Sources: zinc sulfate, zinc chelate, kelp extract, kelp meal
WHAT'S IN THE BAG
The common plant nutrients in commercial fertilizers are nitrogen (N), phosphorus (P) and potassium (K). The pounds of each nutrient per 100 pounds of fertilizer are printed on the tag or on the bag in order, as nitrogen (N), phosphoric acid and potash . This is called the fertilizer formula. For instance, a label of 8-8-8 means that there are 8 pounds of elemental nitrogen (N), 8 pounds of phosphorus, and 8 pounds of potassium oxide, commonly referred to as soluble potash, per 100 pounds fertilizer material.
CHOOSING A FERTILIZER
In general, high analysis fertilizers that contain more of the major elements are also more economical than low analysis fertilizers.

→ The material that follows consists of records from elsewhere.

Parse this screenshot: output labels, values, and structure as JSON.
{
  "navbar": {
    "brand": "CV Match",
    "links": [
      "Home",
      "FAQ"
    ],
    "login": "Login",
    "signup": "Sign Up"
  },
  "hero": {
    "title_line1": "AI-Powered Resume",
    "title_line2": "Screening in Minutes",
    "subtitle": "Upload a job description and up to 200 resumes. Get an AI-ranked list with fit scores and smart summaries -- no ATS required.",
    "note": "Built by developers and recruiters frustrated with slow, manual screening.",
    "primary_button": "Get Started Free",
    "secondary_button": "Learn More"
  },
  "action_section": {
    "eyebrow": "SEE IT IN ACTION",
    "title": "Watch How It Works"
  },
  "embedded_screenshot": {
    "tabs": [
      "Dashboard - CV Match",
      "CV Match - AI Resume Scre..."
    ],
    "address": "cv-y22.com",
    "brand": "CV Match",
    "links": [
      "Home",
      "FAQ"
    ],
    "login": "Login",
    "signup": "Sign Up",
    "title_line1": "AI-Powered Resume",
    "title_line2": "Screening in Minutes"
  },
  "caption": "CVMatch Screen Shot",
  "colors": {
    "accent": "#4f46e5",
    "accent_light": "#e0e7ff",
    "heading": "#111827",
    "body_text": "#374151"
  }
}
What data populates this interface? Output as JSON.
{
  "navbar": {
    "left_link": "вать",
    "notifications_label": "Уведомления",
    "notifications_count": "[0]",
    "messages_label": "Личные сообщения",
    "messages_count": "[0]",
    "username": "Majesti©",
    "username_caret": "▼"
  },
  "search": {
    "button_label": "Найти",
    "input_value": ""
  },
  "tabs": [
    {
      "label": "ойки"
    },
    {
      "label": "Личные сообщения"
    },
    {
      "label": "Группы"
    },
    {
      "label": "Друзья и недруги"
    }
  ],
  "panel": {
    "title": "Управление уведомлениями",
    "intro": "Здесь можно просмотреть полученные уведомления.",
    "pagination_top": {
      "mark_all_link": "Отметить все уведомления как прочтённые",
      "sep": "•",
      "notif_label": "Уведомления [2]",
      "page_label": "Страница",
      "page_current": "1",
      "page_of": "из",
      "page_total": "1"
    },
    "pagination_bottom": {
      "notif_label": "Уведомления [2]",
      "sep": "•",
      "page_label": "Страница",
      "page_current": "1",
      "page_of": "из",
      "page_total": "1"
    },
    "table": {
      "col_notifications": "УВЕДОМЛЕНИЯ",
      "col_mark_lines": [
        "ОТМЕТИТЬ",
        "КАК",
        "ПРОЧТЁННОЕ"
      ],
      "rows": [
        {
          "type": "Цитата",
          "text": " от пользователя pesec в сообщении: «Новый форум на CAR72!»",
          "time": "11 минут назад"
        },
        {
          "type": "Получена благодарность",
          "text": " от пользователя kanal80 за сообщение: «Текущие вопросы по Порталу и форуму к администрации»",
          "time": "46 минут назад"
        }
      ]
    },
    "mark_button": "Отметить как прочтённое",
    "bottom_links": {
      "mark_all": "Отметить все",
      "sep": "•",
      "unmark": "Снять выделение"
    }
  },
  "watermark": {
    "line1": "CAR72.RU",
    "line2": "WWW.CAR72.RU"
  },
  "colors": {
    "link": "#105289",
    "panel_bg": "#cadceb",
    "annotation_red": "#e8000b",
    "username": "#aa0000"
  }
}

Solid granules are usually more economical than liquid for an equal amount of actual nutrient. The liquid fertilizer is more readily available to the plant. Foliar spray is a good way to get nitrogen into the plant rapidly but it is only a quick fix.
Decomposed yard materials and kitchen scraps add greatly to the tilth and water retention of the soil. By composting last years scraps you are recycling at least a part of the nutrients that you added the previous year. Compost is also a great place to use up old fertilizers. In the fall add composted manure. It helps keep the heat up and allows the salts to be removed before spring.
Barnyard manure is highly desirable on New Mexico soils because it increases their tilth. Manure usually does not supply enough readily available nutrients for maximum growth of short-season plantings, and almost all plants will need supplemental fertilizer applications. The plant nutrient content of manure varies widely with the kind of animal, type of feed, and treatment and storage.
The major problem with using manure is its high salt content. It is best to use composted manure. Manure may also contain weed seeds that can introduce new weeds or increase the weed infestation. When using manure in a new flower bed, dig it into the ground six weeks before planting and then water well several times each week. This leaches out the salt. Manure can also be used to side dress plants. Insure that it doesn¼t touch the stem of seedlings and young plants.
pH - Most ornamentals prefer a neutral soil pH a pH of 6.5. Many of the most desired prefer an acid soil however there are plenty of magnificent plants that grow well in our alkaline soil. Iron and zinc deficiencies become more prevalent at higher pH ranges. Alkaline soils usually have a high sodium content. Applications of sulfuric acid usually lower the pH for only a short period due to the high buffering capacity of the soils. Sulfur must then be used every year to maintain a lower pH.
Ajuga Euphorbia myrinites Coral Bells Candy Tuft Creeping Phlox Sedum Veronica rupestris Veronica pectinata (Rabbits love Iceplant)
Variegated Bishops Weed Golden Sage TriColor Sage Lamb¼s Ear Wooly Thyme Silver Edged Thyme
Campanula Native Geranium Hosta Any Salvia Pineapple Sage Mexican Sage Salvia Greggi Speedwell¼s Spicta, etc Russian Sage Yarrow Columbine Artemesia Aster Foxglove Daylily Iris Daffodils Yucca Snow-in-Summer Gaillardia Blue Flax Black Eyed Susan Silene Verbena Balloon Flower Soap wort Nasturtium Blackfoot Daisy (They love Bold Painted Daisy)
Bird of Paradise Butterfly Bush Santolina
Information gathered from interviews with Master Gardeners in Bernaillo County during the spring of 1994